One thing I’m not addressing here is the question of how your apps are connecting to Cockroach. You’ll notice in the article I referenced at the top of my note that they adjust load balancer settings. Assuming you’re running through a LB, you’ll need to do the same. You may also need to take down your apps and re-point them in a rolling fashion. As long as the apps can talk to at least one node in the cluster, they can read/write. But, you don’t want to overload any given node with having it taking all the read/write requests, so it’s a good idea to monitor the connections in the DB Console using the SQL Dashboard and the Connections graph. Try to keep it balanced as you go.

Hopefully that gets you going in the right direction…


1 Like

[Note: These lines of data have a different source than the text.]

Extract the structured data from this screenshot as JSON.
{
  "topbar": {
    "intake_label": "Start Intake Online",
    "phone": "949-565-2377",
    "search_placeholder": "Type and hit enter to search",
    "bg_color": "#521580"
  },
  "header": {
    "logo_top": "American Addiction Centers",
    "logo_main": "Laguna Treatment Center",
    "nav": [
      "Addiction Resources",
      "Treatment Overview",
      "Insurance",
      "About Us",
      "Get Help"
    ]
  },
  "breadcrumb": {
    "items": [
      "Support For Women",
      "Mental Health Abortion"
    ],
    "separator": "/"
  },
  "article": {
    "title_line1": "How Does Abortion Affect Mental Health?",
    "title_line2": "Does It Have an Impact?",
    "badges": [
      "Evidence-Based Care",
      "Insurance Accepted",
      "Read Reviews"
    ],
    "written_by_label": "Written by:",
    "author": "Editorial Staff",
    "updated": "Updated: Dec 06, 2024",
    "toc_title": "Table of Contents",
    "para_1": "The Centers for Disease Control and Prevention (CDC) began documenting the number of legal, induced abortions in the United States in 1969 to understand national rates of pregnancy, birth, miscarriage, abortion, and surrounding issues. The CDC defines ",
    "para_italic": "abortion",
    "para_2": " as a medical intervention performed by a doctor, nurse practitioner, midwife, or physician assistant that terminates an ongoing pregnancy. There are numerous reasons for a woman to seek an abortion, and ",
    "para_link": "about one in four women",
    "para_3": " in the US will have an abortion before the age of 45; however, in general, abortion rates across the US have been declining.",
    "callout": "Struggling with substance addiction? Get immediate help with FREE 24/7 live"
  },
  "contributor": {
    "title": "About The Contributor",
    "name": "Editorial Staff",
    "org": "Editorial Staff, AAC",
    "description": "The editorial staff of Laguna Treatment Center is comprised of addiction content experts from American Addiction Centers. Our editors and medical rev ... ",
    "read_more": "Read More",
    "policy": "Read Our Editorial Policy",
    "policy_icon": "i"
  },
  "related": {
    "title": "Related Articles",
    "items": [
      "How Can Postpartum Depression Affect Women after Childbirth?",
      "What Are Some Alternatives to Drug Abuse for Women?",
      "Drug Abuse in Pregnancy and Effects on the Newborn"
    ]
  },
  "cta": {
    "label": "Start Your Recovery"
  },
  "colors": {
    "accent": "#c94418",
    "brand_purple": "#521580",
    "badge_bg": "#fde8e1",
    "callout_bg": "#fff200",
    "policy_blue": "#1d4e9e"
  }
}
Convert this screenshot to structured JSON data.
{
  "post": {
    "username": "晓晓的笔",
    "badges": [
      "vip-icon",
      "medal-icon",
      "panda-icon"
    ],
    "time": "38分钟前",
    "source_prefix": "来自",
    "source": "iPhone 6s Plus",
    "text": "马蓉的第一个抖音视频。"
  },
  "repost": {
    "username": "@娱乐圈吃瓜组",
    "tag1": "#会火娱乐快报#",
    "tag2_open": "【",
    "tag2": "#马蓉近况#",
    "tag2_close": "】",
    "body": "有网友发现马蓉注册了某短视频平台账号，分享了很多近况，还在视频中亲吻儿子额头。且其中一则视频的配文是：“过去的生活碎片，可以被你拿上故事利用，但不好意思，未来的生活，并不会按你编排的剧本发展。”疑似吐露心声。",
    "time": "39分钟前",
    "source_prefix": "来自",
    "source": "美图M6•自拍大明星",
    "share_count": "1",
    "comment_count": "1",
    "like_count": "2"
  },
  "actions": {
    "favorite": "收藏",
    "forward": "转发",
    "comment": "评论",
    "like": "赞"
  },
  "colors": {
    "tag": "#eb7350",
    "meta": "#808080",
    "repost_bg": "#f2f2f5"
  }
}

Hi Jim - We are using Azure Load Balancer unfortunately we cannot add 2 network VM to LB . Now , we are struck and we need this change to be Implemented without downtime . What is the best recommended method / approach to migrate Cockroach DB from one network to another Network ?
Below is the prepared action plan from ourside

Action Plan

  • Add three nodes from Network 1 to the existing cluster Network 0.
  • LB will have nodes from Network 0 so that any request which is coming to cockroach DB will hit Network 0 VM .
  • Wait for replica to get completed .
  • I am hoping any request which is coming from Network 0 will use Network 1 VM for fetching data / writing if needed .
  • remove the Network0 VM from LB and add the Network1 VM to the LB
  • Drain the Network 0 VM one by one
  • Verify the replica count after it is getting drained .

let me know whether above mentioned action plan will work?


Ram, are you spinning up new apps (VM, containers, whatever) as part of this migration, or are you using the existing apps?

Hi Jim - we will not use existing VM , we just need to migrate to different subnet . Existing cluster should be moved .


HI @jimhatcher_crdb

Please let us know the update on the above statement.

Thanks in advance.